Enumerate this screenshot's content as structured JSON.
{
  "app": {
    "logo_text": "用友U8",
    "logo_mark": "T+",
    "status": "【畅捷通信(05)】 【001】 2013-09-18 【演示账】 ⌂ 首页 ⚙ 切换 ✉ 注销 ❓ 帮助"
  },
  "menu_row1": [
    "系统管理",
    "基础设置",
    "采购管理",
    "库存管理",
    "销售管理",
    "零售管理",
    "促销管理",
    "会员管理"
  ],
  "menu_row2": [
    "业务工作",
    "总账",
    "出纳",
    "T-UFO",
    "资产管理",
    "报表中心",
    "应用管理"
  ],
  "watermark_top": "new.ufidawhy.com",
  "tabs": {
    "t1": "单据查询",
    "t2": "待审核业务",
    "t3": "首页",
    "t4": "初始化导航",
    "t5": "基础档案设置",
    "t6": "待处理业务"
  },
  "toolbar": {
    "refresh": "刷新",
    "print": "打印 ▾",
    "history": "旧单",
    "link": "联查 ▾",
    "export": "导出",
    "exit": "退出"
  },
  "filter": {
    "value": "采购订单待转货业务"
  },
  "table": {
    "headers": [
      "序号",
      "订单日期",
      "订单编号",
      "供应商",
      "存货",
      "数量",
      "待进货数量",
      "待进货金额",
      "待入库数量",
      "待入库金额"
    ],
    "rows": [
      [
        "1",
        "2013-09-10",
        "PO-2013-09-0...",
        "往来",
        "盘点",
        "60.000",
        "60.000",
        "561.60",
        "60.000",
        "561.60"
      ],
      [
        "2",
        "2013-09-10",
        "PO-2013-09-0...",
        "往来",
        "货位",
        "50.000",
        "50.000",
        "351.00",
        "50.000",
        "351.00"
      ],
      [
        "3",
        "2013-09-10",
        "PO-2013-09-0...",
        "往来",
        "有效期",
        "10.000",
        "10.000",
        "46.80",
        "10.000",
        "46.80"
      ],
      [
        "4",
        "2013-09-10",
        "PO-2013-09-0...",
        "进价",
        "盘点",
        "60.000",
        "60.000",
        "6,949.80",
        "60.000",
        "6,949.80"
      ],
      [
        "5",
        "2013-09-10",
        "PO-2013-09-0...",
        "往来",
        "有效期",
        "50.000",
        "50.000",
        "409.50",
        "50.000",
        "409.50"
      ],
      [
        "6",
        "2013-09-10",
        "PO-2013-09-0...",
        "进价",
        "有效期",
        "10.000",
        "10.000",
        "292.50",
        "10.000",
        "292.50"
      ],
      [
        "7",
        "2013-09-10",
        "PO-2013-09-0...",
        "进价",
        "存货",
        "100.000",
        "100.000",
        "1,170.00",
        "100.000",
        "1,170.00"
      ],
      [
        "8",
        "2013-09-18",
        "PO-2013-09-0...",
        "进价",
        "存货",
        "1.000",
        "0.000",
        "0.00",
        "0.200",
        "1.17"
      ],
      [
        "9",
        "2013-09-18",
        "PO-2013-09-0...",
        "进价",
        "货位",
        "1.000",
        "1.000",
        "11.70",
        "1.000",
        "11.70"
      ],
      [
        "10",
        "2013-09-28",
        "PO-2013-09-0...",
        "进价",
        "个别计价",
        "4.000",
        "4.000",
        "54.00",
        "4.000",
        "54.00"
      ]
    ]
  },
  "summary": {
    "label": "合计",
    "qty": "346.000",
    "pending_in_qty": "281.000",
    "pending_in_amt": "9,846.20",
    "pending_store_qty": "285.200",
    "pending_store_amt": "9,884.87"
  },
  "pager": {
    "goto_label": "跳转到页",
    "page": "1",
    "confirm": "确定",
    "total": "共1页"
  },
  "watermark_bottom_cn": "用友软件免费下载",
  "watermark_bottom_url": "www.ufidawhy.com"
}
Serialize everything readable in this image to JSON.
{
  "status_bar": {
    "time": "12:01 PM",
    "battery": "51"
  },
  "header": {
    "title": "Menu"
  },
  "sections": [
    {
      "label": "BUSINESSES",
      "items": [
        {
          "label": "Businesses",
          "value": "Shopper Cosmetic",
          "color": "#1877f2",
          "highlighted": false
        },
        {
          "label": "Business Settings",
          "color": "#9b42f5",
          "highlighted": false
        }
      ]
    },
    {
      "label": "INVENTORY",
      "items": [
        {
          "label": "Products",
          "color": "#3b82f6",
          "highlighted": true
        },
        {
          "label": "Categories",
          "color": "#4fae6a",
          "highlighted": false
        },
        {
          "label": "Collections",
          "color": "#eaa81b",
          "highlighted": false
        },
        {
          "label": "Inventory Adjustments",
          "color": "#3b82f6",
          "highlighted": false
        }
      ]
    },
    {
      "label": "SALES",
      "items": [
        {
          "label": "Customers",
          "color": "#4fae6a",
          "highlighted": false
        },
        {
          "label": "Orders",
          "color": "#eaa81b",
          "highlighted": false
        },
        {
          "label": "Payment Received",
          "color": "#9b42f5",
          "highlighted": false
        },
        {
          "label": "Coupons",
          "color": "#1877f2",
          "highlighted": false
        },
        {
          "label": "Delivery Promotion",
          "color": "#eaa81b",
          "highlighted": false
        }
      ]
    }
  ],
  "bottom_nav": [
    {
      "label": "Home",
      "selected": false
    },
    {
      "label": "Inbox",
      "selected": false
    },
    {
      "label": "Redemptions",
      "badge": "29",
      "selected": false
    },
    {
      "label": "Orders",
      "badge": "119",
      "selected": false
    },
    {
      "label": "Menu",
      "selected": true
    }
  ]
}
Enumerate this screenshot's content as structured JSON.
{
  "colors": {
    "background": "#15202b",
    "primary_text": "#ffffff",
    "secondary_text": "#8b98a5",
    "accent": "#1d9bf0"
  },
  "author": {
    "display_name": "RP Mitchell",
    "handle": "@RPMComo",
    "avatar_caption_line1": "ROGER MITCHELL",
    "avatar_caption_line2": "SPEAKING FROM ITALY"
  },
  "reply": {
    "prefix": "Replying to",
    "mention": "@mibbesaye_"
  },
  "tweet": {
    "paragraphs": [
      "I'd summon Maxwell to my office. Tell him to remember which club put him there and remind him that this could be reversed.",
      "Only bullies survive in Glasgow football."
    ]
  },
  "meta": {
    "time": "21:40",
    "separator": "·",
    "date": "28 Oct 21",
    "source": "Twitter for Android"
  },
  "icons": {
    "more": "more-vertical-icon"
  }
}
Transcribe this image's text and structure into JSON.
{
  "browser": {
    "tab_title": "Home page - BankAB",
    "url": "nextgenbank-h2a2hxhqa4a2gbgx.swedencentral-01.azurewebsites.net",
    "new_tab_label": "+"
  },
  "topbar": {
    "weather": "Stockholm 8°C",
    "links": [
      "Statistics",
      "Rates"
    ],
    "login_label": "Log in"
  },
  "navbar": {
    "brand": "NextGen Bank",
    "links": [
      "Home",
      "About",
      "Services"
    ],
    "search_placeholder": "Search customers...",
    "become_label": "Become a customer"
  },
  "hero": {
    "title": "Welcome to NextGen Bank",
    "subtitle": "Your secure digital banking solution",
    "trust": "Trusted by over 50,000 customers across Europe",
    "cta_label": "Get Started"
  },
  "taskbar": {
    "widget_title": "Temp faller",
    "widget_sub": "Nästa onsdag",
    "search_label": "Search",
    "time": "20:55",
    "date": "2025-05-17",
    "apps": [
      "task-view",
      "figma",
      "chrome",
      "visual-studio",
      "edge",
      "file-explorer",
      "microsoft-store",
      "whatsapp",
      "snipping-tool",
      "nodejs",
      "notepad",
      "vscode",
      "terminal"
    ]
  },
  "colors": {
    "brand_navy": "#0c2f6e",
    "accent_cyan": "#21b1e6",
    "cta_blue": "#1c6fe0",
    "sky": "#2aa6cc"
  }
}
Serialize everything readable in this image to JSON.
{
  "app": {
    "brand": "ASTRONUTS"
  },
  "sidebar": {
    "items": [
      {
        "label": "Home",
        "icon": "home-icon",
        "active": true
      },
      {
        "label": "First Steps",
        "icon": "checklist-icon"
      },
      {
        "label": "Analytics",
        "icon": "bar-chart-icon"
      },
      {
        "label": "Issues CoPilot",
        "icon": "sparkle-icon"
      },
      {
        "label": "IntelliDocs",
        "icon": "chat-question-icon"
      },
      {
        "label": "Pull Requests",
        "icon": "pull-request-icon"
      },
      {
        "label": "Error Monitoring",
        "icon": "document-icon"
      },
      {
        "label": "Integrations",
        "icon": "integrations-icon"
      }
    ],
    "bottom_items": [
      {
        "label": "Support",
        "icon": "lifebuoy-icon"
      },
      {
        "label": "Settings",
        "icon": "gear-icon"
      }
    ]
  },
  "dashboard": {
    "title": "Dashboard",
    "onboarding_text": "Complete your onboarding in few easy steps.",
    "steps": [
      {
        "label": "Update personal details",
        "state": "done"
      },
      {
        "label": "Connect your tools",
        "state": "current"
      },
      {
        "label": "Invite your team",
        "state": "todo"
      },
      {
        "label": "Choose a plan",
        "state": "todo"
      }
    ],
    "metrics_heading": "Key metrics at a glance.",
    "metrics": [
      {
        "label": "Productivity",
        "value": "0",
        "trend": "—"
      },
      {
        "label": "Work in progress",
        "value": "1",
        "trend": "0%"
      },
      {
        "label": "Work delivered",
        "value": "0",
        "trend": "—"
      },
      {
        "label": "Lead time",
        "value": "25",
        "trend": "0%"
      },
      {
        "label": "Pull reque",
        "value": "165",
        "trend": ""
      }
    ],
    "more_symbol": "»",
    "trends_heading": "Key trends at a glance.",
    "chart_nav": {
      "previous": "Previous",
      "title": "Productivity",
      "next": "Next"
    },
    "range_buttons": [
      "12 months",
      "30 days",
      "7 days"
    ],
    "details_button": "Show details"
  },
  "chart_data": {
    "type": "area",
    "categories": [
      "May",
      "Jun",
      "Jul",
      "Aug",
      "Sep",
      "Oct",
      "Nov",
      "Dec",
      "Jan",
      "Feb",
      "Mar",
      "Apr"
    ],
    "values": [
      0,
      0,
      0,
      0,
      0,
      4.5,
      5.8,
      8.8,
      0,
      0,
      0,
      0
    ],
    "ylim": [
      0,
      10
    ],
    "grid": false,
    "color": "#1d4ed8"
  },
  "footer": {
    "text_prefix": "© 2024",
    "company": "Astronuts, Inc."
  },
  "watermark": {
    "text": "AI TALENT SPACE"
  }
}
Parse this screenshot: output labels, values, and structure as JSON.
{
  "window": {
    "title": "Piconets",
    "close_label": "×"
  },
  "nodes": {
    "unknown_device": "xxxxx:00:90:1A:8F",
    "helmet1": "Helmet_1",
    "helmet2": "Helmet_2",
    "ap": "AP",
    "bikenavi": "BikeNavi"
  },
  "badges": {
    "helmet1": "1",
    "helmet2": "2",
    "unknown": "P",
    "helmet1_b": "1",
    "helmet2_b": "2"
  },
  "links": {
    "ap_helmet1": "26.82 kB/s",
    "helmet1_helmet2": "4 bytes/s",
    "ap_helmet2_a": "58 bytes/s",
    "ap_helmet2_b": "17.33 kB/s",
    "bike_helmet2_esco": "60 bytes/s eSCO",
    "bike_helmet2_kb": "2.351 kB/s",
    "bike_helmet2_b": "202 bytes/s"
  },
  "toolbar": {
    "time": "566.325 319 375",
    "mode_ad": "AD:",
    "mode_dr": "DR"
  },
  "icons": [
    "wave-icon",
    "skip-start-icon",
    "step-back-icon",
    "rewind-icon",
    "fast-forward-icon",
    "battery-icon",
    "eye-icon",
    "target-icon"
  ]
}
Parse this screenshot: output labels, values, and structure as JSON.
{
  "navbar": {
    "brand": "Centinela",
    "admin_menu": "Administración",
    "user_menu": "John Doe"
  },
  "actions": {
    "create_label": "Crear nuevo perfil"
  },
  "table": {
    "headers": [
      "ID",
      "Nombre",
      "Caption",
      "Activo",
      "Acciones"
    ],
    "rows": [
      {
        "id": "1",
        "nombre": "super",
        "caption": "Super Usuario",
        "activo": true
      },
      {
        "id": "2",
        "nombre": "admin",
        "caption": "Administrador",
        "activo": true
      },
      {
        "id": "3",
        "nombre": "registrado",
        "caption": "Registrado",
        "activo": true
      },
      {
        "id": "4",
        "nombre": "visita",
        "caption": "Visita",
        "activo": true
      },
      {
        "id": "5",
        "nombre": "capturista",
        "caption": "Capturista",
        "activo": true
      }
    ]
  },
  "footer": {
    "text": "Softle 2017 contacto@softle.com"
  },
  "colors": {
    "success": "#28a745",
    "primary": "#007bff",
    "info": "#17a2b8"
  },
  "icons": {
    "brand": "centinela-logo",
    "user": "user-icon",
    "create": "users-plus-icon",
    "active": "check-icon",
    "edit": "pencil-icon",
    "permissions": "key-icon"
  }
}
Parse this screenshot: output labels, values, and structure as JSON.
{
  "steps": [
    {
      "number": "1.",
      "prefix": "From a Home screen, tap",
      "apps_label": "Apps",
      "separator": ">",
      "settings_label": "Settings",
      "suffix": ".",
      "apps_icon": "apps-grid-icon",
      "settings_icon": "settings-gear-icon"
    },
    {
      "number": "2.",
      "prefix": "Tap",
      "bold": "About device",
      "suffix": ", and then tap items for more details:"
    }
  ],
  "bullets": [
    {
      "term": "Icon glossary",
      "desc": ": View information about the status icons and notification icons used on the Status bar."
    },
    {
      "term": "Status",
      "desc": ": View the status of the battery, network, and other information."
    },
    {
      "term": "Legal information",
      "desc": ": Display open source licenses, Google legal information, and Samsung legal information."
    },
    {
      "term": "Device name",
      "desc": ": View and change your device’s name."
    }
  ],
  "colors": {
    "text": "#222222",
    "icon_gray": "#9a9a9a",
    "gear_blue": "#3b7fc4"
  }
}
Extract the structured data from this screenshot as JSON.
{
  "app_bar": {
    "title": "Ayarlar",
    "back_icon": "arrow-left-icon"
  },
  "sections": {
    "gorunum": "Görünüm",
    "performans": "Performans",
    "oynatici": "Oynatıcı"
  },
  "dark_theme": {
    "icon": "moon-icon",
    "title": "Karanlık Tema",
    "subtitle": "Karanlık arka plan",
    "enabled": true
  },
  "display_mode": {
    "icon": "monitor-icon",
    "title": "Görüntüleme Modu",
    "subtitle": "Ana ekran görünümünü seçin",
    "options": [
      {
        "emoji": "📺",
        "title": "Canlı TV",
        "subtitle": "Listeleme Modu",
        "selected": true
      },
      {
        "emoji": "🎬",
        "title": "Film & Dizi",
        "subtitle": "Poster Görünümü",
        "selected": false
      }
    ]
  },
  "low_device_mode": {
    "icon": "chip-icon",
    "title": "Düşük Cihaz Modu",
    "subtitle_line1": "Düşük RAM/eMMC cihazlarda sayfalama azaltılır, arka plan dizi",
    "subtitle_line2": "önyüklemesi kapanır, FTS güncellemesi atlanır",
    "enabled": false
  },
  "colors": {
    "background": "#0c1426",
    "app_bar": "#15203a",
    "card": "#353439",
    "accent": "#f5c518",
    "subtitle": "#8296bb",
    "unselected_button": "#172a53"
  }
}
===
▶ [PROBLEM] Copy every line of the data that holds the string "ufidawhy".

▶ [YOUR SOLUTION]
  "watermark_top": "new.ufidawhy.com",
  "watermark_bottom_url": "www.ufidawhy.com"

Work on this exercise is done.